■ **Dataset excerpts**
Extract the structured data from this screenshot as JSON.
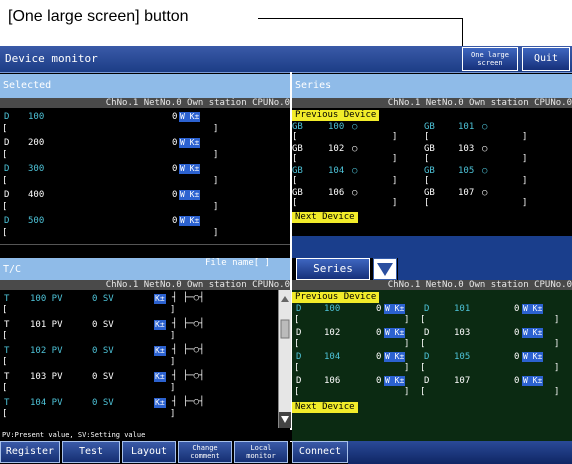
{
  "annotation": {
    "text": "[One large screen] button"
  },
  "titlebar": {
    "title": "Device monitor",
    "one_large_screen": "One large screen",
    "quit": "Quit"
  },
  "selected": {
    "header": "Selected",
    "columns": "ChNo.1 NetNo.0 Own station CPUNo.0",
    "rows": [
      {
        "dev": "D",
        "no": "100",
        "val": "0",
        "flag": "W K±",
        "br1": "[",
        "br2": "]",
        "color": "cyan"
      },
      {
        "dev": "D",
        "no": "200",
        "val": "0",
        "flag": "W K±",
        "br1": "[",
        "br2": "]",
        "color": "white"
      },
      {
        "dev": "D",
        "no": "300",
        "val": "0",
        "flag": "W K±",
        "br1": "[",
        "br2": "]",
        "color": "cyan"
      },
      {
        "dev": "D",
        "no": "400",
        "val": "0",
        "flag": "W K±",
        "br1": "[",
        "br2": "]",
        "color": "white"
      },
      {
        "dev": "D",
        "no": "500",
        "val": "0",
        "flag": "W K±",
        "br1": "[",
        "br2": "]",
        "color": "cyan"
      }
    ]
  },
  "series_top": {
    "header": "Series",
    "columns": "ChNo.1 NetNo.0 Own station CPUNo.0",
    "prev": "Previous Device",
    "next": "Next Device",
    "rows": [
      {
        "l": "GB",
        "ln": "100",
        "r": "GB",
        "rn": "101",
        "color": "cyan"
      },
      {
        "l": "GB",
        "ln": "102",
        "r": "GB",
        "rn": "103",
        "color": "white"
      },
      {
        "l": "GB",
        "ln": "104",
        "r": "GB",
        "rn": "105",
        "color": "cyan"
      },
      {
        "l": "GB",
        "ln": "106",
        "r": "GB",
        "rn": "107",
        "color": "white"
      }
    ]
  },
  "tc": {
    "header": "T/C",
    "file": "File name[      ]",
    "columns": "ChNo.1 NetNo.0 Own station CPUNo.0",
    "rows": [
      {
        "dev": "T",
        "pv": "100 PV",
        "sv": "0 SV",
        "flag": "K±",
        "color": "cyan"
      },
      {
        "dev": "T",
        "pv": "101 PV",
        "sv": "0 SV",
        "flag": "K±",
        "color": "white"
      },
      {
        "dev": "T",
        "pv": "102 PV",
        "sv": "0 SV",
        "flag": "K±",
        "color": "cyan"
      },
      {
        "dev": "T",
        "pv": "103 PV",
        "sv": "0 SV",
        "flag": "K±",
        "color": "white"
      },
      {
        "dev": "T",
        "pv": "104 PV",
        "sv": "0 SV",
        "flag": "K±",
        "color": "cyan"
      }
    ],
    "status": "PV:Present value, SV:Setting value"
  },
  "series_bottom": {
    "dropdown": "Series",
    "columns": "ChNo.1 NetNo.0 Own station CPUNo.0",
    "prev": "Previous Device",
    "next": "Next Device",
    "rows": [
      {
        "l": "D",
        "ln": "100",
        "lv": "0",
        "r": "D",
        "rn": "101",
        "rv": "0",
        "flag": "W K±",
        "color": "cyan"
      },
      {
        "l": "D",
        "ln": "102",
        "lv": "0",
        "r": "D",
        "rn": "103",
        "rv": "0",
        "flag": "W K±",
        "color": "white"
      },
      {
        "l": "D",
        "ln": "104",
        "lv": "0",
        "r": "D",
        "rn": "105",
        "rv": "0",
        "flag": "W K±",
        "color": "cyan"
      },
      {
        "l": "D",
        "ln": "106",
        "lv": "0",
        "r": "D",
        "rn": "107",
        "rv": "0",
        "flag": "W K±",
        "color": "white"
      }
    ]
  },
  "tabs": {
    "register": "Register",
    "test": "Test",
    "layout": "Layout",
    "change_comment": "Change comment",
    "local_monitor": "Local monitor",
    "connect": "Connect"
  },
  "colors": {
    "cyan": "#4ec3d8",
    "white": "#ffffff",
    "header": "#8fbbe8",
    "title": "#1c3d86",
    "yellow": "#f2ec2a"
  }
}
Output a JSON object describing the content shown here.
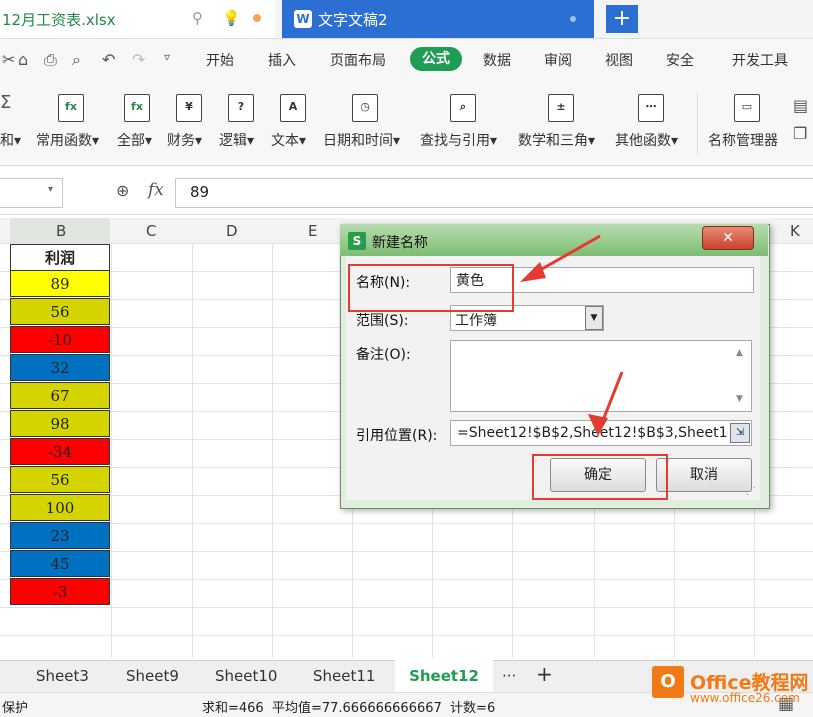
{
  "tabs": {
    "file_name": "12月工资表.xlsx",
    "doc_icon": "W",
    "doc_name": "文字文稿2",
    "add": "+"
  },
  "menu": [
    "开始",
    "插入",
    "页面布局",
    "公式",
    "数据",
    "审阅",
    "视图",
    "安全",
    "开发工具"
  ],
  "ribbon_tools": [
    {
      "label": "和▾",
      "icon": "sum-icon"
    },
    {
      "label": "常用函数▾",
      "icon": "fx-star-icon"
    },
    {
      "label": "全部▾",
      "icon": "fx-icon"
    },
    {
      "label": "财务▾",
      "icon": "yen-book-icon"
    },
    {
      "label": "逻辑▾",
      "icon": "question-book-icon"
    },
    {
      "label": "文本▾",
      "icon": "text-book-icon"
    },
    {
      "label": "日期和时间▾",
      "icon": "clock-book-icon"
    },
    {
      "label": "查找与引用▾",
      "icon": "search-book-icon"
    },
    {
      "label": "数学和三角▾",
      "icon": "math-book-icon"
    },
    {
      "label": "其他函数▾",
      "icon": "more-book-icon"
    },
    {
      "label": "名称管理器",
      "icon": "name-manager-icon"
    }
  ],
  "formula_bar": {
    "fx": "fx",
    "value": "89"
  },
  "columns": [
    "B",
    "C",
    "D",
    "E",
    "K"
  ],
  "column_b": {
    "title": "利润",
    "cells": [
      {
        "value": "89",
        "color": "#ffff00"
      },
      {
        "value": "56",
        "color": "#d4d400"
      },
      {
        "value": "-10",
        "color": "#ff0000"
      },
      {
        "value": "32",
        "color": "#0070c0"
      },
      {
        "value": "67",
        "color": "#d4d400"
      },
      {
        "value": "98",
        "color": "#d4d400"
      },
      {
        "value": "-34",
        "color": "#ff0000"
      },
      {
        "value": "56",
        "color": "#d4d400"
      },
      {
        "value": "100",
        "color": "#d4d400"
      },
      {
        "value": "23",
        "color": "#0070c0"
      },
      {
        "value": "45",
        "color": "#0070c0"
      },
      {
        "value": "-3",
        "color": "#ff0000"
      }
    ]
  },
  "dialog": {
    "title": "新建名称",
    "s_icon": "S",
    "close": "✕",
    "name_label": "名称(N):",
    "name_value": "黄色",
    "scope_label": "范围(S):",
    "scope_value": "工作簿",
    "note_label": "备注(O):",
    "ref_label": "引用位置(R):",
    "ref_value": "=Sheet12!$B$2,Sheet12!$B$3,Sheet1",
    "ok": "确定",
    "cancel": "取消"
  },
  "sheets": [
    "Sheet3",
    "Sheet9",
    "Sheet10",
    "Sheet11",
    "Sheet12"
  ],
  "sheet_more": "···",
  "sheet_add": "+",
  "status": {
    "protect": "保护",
    "summary": "求和=466  平均值=77.666666666667  计数=6"
  },
  "watermark": {
    "logo": "O",
    "brand": "Office教程网",
    "url": "www.office26.com"
  }
}
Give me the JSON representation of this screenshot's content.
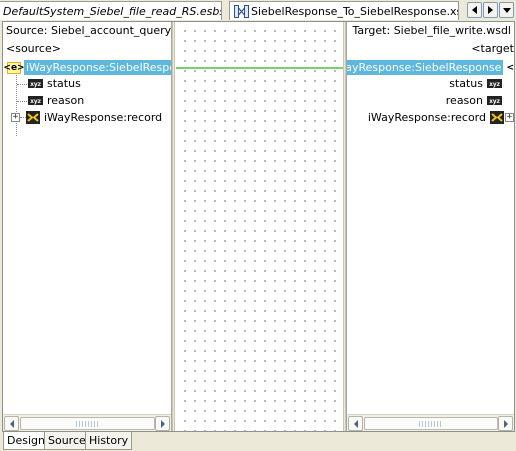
{
  "editor_tabs": [
    {
      "label": "DefaultSystem_Siebel_file_read_RS.esbsvc",
      "active": false
    },
    {
      "label": "SiebelResponse_To_SiebelResponse.xsl",
      "active": true
    }
  ],
  "source_pane": {
    "header": "Source: Siebel_account_query_in",
    "root_label": "<source>",
    "selected_node": "iWayResponse:SiebelResponse",
    "children": [
      {
        "label": "status",
        "icon": "xyz-attribute-icon"
      },
      {
        "label": "reason",
        "icon": "xyz-attribute-icon"
      },
      {
        "label": "iWayResponse:record",
        "icon": "element-icon",
        "expander": "+"
      }
    ]
  },
  "target_pane": {
    "header": "Target: Siebel_file_write.wsdl",
    "root_label": "<target",
    "selected_node": "iWayResponse:SiebelResponse",
    "children": [
      {
        "label": "status",
        "icon": "xyz-attribute-icon"
      },
      {
        "label": "reason",
        "icon": "xyz-attribute-icon"
      },
      {
        "label": "iWayResponse:record",
        "icon": "element-icon",
        "expander": "+"
      }
    ]
  },
  "badges": {
    "attribute_text": "xyz",
    "tag_text": "<e>"
  },
  "mapping_line_color": "#4cc43c",
  "selection_color": "#5eb7dd",
  "bottom_tabs": [
    {
      "label": "Design",
      "active": true
    },
    {
      "label": "Source",
      "active": false
    },
    {
      "label": "History",
      "active": false
    }
  ]
}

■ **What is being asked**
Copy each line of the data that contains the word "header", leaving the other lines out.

■ **Solved problem**
    "header": "Selected",
    "header": "Series",
    "header": "T/C",
    "header": "#8fbbe8",
    "header": "Source: Siebel_account_query_in",
    "header": "Target: Siebel_file_write.wsdl",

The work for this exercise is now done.